- TASK INSTRUCTIONS: For the entries below, report the number of lines containing "即将上线", without any other content.
*** Opening of GIVEN ENTRIES ***
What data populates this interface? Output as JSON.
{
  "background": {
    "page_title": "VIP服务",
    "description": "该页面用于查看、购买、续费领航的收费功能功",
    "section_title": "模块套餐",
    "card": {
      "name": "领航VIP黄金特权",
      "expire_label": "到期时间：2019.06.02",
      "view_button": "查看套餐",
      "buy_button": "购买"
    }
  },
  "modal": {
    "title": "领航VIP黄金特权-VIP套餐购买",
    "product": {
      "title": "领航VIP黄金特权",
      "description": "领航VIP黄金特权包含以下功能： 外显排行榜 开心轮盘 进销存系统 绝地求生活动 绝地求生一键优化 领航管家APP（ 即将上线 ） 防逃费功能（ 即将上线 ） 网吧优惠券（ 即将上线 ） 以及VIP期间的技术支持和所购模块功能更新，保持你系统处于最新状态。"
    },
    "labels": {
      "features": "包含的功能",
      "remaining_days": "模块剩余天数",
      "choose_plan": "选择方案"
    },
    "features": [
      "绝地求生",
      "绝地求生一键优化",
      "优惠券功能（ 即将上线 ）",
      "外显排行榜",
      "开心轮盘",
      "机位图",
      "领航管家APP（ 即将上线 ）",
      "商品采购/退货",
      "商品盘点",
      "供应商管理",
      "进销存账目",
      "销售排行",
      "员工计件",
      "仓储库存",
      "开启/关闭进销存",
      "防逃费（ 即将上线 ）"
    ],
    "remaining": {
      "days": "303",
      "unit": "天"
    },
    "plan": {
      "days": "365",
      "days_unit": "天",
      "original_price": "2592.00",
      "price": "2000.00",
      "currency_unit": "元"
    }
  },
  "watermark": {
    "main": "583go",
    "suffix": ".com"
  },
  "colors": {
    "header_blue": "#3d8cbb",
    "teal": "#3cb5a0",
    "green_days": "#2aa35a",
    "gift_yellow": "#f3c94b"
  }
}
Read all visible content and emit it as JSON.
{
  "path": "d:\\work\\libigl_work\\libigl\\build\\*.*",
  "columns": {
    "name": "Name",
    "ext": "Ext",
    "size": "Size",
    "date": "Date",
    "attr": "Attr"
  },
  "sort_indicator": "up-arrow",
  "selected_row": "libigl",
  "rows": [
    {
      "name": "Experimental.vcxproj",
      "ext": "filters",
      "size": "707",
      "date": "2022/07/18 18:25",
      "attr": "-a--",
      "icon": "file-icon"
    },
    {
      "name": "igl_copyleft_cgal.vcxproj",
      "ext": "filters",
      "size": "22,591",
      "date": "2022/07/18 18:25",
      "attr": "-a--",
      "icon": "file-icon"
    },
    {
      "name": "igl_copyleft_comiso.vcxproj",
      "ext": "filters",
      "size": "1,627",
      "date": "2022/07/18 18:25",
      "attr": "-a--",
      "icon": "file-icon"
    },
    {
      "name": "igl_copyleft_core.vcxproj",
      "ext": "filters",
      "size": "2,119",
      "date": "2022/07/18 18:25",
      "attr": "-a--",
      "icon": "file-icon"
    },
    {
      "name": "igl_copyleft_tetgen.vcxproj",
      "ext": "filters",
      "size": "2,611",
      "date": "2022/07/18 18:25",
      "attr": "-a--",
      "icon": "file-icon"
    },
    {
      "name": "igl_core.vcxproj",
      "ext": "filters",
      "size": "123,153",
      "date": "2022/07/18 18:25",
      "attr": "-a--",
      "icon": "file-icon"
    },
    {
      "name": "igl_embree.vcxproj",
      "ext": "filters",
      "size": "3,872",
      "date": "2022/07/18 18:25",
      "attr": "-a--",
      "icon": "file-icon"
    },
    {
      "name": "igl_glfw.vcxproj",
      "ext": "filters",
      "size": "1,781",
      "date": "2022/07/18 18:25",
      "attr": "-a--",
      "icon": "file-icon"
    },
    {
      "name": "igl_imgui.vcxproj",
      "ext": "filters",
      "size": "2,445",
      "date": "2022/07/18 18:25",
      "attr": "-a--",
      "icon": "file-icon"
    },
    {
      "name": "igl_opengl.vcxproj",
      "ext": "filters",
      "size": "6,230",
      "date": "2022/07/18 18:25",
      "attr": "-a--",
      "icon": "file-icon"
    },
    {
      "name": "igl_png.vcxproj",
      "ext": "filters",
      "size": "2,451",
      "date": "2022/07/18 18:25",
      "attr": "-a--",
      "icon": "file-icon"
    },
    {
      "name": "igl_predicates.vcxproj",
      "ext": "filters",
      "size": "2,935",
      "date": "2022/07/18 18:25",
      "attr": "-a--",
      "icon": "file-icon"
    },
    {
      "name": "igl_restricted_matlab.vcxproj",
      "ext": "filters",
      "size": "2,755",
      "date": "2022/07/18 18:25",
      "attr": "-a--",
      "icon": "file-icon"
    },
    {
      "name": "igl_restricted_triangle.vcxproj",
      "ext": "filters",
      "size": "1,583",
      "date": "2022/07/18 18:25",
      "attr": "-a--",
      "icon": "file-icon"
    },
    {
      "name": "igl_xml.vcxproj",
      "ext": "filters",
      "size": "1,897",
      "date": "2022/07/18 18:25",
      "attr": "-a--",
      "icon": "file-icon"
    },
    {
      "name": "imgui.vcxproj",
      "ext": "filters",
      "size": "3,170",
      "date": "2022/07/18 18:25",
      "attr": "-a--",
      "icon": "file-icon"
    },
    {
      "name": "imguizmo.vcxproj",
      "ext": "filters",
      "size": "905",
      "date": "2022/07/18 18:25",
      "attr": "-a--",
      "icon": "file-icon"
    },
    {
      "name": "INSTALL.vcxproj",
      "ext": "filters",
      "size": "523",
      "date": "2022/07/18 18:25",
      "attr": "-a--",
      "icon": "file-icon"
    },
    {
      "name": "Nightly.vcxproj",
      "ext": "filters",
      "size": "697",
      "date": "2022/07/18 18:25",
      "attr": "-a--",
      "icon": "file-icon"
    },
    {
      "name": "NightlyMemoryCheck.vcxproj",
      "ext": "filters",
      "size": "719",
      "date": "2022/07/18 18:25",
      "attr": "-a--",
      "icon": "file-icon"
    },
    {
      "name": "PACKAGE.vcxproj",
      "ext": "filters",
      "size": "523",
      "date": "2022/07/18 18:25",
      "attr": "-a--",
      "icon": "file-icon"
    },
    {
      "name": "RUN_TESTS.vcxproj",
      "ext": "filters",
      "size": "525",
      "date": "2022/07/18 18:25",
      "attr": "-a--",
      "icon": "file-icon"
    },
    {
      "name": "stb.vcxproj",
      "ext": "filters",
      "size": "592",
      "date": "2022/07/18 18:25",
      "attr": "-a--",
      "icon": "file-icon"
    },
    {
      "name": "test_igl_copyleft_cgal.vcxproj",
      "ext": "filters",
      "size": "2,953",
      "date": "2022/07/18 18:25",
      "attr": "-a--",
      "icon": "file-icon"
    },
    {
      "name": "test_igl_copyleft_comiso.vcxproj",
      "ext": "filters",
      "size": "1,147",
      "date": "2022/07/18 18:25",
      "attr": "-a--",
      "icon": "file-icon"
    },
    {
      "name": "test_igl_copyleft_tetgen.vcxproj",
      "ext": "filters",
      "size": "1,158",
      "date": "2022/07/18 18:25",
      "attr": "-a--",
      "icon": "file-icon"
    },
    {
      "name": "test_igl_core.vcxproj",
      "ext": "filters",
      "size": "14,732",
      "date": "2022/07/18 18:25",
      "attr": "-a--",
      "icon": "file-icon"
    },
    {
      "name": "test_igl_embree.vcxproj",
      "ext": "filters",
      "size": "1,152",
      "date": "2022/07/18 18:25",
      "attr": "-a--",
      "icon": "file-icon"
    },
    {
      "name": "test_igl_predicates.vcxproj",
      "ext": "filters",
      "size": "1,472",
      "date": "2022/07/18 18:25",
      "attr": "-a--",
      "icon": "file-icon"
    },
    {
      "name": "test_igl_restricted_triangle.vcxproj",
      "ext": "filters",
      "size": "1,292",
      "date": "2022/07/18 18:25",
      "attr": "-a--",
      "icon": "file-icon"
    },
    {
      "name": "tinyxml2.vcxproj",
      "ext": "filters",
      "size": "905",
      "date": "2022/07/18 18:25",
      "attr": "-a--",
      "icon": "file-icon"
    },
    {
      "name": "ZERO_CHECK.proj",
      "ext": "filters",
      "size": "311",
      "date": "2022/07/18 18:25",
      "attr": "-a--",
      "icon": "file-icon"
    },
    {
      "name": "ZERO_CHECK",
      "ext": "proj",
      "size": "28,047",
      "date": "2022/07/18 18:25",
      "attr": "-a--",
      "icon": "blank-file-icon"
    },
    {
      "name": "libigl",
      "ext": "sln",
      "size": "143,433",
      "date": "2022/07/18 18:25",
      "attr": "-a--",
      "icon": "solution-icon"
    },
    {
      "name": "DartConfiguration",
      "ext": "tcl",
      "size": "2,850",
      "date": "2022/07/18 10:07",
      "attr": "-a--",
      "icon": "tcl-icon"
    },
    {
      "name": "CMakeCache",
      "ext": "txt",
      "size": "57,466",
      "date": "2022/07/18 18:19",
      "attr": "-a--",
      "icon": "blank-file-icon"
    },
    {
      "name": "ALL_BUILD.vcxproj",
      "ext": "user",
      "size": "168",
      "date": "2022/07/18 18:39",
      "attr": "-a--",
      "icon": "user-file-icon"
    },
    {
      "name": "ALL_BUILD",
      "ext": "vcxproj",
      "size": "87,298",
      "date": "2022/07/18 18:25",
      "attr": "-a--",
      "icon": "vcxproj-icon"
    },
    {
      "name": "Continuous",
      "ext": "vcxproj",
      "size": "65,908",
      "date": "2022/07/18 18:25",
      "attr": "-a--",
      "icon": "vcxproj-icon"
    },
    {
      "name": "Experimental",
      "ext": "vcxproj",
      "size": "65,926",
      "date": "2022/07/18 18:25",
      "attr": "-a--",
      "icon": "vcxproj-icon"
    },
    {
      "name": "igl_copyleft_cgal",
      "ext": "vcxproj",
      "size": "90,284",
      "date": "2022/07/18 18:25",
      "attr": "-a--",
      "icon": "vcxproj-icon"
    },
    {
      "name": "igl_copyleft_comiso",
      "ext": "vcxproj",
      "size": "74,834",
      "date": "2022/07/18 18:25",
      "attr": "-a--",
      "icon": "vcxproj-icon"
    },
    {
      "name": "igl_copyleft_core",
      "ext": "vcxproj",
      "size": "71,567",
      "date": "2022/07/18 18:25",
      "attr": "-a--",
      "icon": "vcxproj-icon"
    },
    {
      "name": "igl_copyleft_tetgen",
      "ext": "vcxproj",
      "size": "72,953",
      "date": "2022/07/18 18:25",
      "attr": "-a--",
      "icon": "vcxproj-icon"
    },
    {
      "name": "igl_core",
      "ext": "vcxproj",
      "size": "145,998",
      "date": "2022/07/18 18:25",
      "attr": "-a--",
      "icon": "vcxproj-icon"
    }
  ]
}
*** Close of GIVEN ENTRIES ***
- TASK RESULT: 4